But these extremes are not just happening during summers. Today, throughout the year, the number of records reached by monthly temperatures on the globe is three times higher than that should be observed in a stationary climate.

Nine of the ten warmest years on record have been during the last decade – 2010, 2005 and 1998 are the three records of mean temperatures since records began in 1880. For the two researchers, a link exists between these heat waves and global warming caused by man.

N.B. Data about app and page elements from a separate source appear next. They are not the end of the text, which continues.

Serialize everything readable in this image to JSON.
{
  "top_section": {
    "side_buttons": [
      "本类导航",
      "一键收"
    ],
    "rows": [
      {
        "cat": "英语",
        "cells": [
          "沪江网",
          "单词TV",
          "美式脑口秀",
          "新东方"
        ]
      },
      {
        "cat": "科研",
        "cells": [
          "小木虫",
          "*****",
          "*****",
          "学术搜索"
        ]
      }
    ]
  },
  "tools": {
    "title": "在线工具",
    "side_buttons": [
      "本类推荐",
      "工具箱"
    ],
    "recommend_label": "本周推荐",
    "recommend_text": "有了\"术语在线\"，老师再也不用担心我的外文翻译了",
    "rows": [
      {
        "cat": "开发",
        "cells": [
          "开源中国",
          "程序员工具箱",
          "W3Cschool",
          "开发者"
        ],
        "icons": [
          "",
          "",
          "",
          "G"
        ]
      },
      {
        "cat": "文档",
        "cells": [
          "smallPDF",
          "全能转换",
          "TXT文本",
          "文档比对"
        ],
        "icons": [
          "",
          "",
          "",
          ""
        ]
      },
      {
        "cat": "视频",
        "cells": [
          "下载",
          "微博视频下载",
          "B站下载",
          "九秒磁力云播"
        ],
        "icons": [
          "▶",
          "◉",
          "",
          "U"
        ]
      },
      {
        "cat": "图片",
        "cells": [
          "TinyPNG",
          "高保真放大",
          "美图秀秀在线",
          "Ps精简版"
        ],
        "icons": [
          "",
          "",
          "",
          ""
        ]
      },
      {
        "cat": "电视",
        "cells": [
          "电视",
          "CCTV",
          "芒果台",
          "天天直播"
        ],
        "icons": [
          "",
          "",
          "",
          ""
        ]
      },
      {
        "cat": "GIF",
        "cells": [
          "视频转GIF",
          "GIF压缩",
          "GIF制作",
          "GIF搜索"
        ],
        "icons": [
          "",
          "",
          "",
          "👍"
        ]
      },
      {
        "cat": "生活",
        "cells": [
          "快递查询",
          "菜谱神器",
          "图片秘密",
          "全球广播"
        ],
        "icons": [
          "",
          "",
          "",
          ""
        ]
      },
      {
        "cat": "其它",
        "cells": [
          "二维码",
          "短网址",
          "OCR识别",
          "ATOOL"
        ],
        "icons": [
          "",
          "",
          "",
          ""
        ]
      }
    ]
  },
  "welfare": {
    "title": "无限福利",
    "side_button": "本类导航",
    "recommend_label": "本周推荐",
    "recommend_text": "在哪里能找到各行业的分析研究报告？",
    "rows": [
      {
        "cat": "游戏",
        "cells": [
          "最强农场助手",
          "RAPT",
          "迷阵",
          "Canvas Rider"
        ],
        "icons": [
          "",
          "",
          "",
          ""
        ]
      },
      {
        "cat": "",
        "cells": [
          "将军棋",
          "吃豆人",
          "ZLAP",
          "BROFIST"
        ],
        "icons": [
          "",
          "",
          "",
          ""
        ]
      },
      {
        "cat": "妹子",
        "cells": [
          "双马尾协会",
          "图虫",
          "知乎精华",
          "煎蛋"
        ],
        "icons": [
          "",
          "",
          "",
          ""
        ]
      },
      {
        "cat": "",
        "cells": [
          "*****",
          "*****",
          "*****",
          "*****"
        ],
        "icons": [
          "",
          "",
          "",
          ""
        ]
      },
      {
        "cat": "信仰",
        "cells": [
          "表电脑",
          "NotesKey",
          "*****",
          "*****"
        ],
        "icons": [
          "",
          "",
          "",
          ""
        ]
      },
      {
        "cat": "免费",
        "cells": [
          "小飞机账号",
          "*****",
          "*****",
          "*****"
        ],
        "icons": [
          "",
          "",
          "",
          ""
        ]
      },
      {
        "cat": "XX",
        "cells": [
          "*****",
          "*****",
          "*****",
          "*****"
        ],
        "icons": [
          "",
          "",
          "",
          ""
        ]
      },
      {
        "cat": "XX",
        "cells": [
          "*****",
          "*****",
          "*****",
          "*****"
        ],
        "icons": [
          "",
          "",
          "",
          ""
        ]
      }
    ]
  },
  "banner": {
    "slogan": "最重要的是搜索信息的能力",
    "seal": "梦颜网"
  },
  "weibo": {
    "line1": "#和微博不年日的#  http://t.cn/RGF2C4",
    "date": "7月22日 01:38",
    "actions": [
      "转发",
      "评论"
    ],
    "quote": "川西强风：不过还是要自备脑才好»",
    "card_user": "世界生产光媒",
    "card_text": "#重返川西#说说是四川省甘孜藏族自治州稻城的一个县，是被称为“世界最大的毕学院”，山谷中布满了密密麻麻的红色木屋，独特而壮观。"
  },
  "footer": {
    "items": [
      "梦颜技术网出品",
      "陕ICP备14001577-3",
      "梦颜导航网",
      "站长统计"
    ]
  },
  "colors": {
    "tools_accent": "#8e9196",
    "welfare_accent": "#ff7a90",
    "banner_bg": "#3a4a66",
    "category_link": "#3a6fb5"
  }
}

Their study joined by many scientific studies, including those of the laboratory of NASA’s Goddard Institute for Space Studies led by James Hansen, for which the temperature rise is largely driven by increased concentrations of greenhouse gases in the atmosphere, particularly carbon dioxide produced by human activities (energy production, transport, industry, etc.). The concentration of CO2 in the atmosphere of 285 parts per million in 1880, has now exceeded 390 parts per million, higher than the maximum “acceptable” level of 350 ppm.

In a nutshell, extreme weather events have increased over the last decade, and if we can not link each one of them to climate change, it is responsible for this trend. “Extreme weather events may be related to regional climatic oscillations such as El Niño or La Niña, the authors concede. But today, these processes take place in a context of global warming. It can transform an extreme event in an record event. It is very likely that even more extreme events unprecedented in the last decade would not have occurred without the anthropogenic global warming.

By anthropogenic, understand Man made global warming.

Sources: Nature Climate Change (2012): A decade of weather extremes / Audrey Garric Blog / Le Monde

Photo Credit: Hurricane Irene Makes Landfall in North Carolina / FlickR